- Joshua Rogers April 16, 2010 at 1:05 amMost of the negative comments on here seem to be quite odd. It’s as though most people believe that removing a tweet actually removes all record of its existence. Google archives twitter, different websites aggregate tweets, tweets get retweeted or sent to cell phones. Once it’s out, it’s out.
There is no putting the genie back in the bottle. Showing anger at the Library of Congress for archiving tweets also shows a lack of understanding about how the internet works. Anyone requiring a warning that words can’t be unsaid should probably not be using such a service (or the internet as a whole.) When you distribute information (such as a tweet) you lose the ability to control it any further.
Additionally, it might be worth mentioning that people probably shouldn’t tweet things that they don’t want others to see. I’d hoped that was obvious though.
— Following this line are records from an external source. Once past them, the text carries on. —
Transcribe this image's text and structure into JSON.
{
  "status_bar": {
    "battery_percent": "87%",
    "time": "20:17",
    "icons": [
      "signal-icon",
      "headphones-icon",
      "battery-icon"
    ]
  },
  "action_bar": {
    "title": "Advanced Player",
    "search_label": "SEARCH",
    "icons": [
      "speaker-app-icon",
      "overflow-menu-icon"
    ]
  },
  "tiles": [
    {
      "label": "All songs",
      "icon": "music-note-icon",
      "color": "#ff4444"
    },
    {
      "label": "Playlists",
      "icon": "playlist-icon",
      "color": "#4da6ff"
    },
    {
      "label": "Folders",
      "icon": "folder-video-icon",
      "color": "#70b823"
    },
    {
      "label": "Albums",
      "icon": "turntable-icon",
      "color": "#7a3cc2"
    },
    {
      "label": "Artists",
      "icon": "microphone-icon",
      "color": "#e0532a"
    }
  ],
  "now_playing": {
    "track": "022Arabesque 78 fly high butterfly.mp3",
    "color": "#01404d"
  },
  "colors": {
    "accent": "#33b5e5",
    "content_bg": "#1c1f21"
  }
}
Digiexplorer (not guru), Senior Lecturer in Digital Marketing @ Manchester Metropolitan University. Interested in digital literacy and digital culture in the third sector (especially faith). Author of ‘Raising Children in a Digital Age’, regularly checks hashtag #DigitalParenting.